  3. Have you been contacted out of the blue? – If you where cold called, or received an email from someone you don’t know, ask yourself why these people have your contact details.
  4. Are you being requested to pay money upfront? This is the single most worrying point if it comes in conjunction of with one or more of the above.
  5. Is the offer too good to be true? If the offer sounds too good to be true, it probably is.
  6. Is the company properly registered? – Although it’s something positive if they can provide you with company registration details, you shouldn’t give this point too much importance. Fraudsters have been registering companies for decades with the sole purpose of deceiving (e.g. dozens of companies where incorporated by fraudsters to conduct the infamous Timeshare Resale Scam (http://www NULL.lawbird NULL.com/news/view/4))
  7. Is the address for their offices correct? – Not sure why, fraudsters tend to provide you with fake addresses which don’t really exist. Check any of the online street directories and find out if the address provided is correct.
  8. Something strange about their names? Funny names such as “Woley Fernandez” or “Barrister Perez Santos ESQ” are names made up by Nigerians conducting 419 advance fee scams (http://www NULL.youtube NULL.com/watch?v=Q0e-pPfITts&feature=related) (the terms “Barrister” or “ESQ” don’t exist in Spanish law). Also, fraudsters tend to cite fake organisms such as “The Ministry of Finance” or “The Security Company”.
  9. What others are saying – Use search engines to find information about the company. Try putting the company in inverted comas, and add terms like “scam” or “fraud”. The company or individual you mention might have already been reported online as fraudsters by other people.

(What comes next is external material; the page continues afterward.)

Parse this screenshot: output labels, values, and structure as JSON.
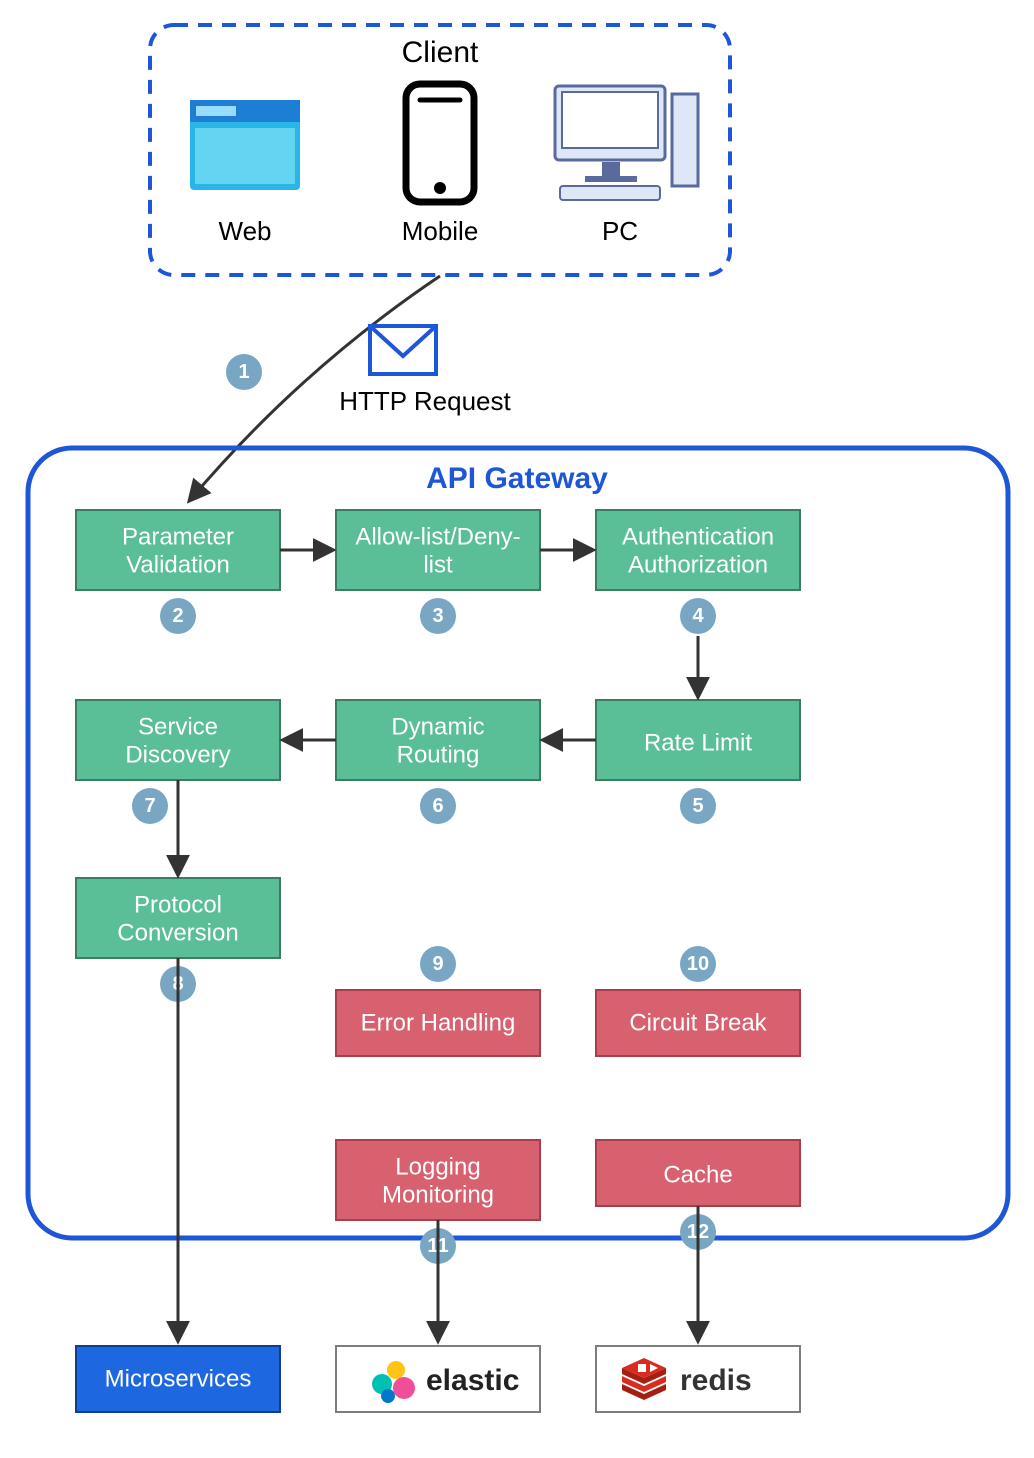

Needless to say, the above list shouldn’t be taken as definitive, nor the absolute legitimacy o illegitimacy of a company established based on one or more of the above points. You can use it, however, to personally evaluate the risk of the transaction.

My recommendation is that you never pay any moneys upfront if you have been contacted out of the blue. However, if you have to, before doing so always suggest the use of an escrow company (chosen by you) to hold the funds until the product or service has been delivered. If they refuse, I recommend that you back off.

Always remember; have a lawyer analyze the transaction before making any up-front payments.

Uncategorized , , ,

  1. Steve Roberts
    January 5th, 2009 at 01:47 | #1

    Thanks for the information. My father-in-law received a letter by mail from a ‘Barrister’ in Spain and your information has proved valuable in identifying it as a scam.

  2. Shendelle
    January 7th, 2009 at 00:11 | #2

    Thanks also from me too. Like Steve, my parents received a letter in the mail from an Esq. attorney. I was 99% sure it was a scam but now you have made me 100% sure.

  3. Mercedes
    March 3rd, 2009 at 23:53 | #3

    I work at a place where victims often try to wire money to Nigeria/Canada/UK etc, etc. It’s so sad but usually people will listen to me, although they haven’t always. Also, my e-mail account has been flagged for scammers. If I claimed every lottery I’ve won, or assisted every banker with abandoned funds, or helped every crippled mom of 18 in Africa, I would be a billionaire philanthropist!! ha ha ha…..

  4. k sewell
    October 17th, 2013 at 08:53 | #4

    are dextra legal on anybodies list anywhere?

  5. August 12th, 2016 at 22:37 | #5

    Hello my daughter Ágústa Överby,got la letter from Miguel Angel Navarro and he sais he is an attorney with Navarro Abogados Y Notarios.
    He clams that her aunt Natalya Överby has died with all her family in car axident
    and Águsta is the only person they found with same name “Överby”
    Miguel says that there is $4.8 M waiting for her,and he gives the mail address manmanavarro@gmail.com (manmanavarro null@null gmail NULL.com) or Tel +34-631-754-369.
    Very strange.I can not find out if they are scam or not so I would be very pleased if you could give me information about this firm
    Best regards Gunnar Överby Iceland gunnaroverby@gmail.com (gunnaroverby null@null gmail NULL.com)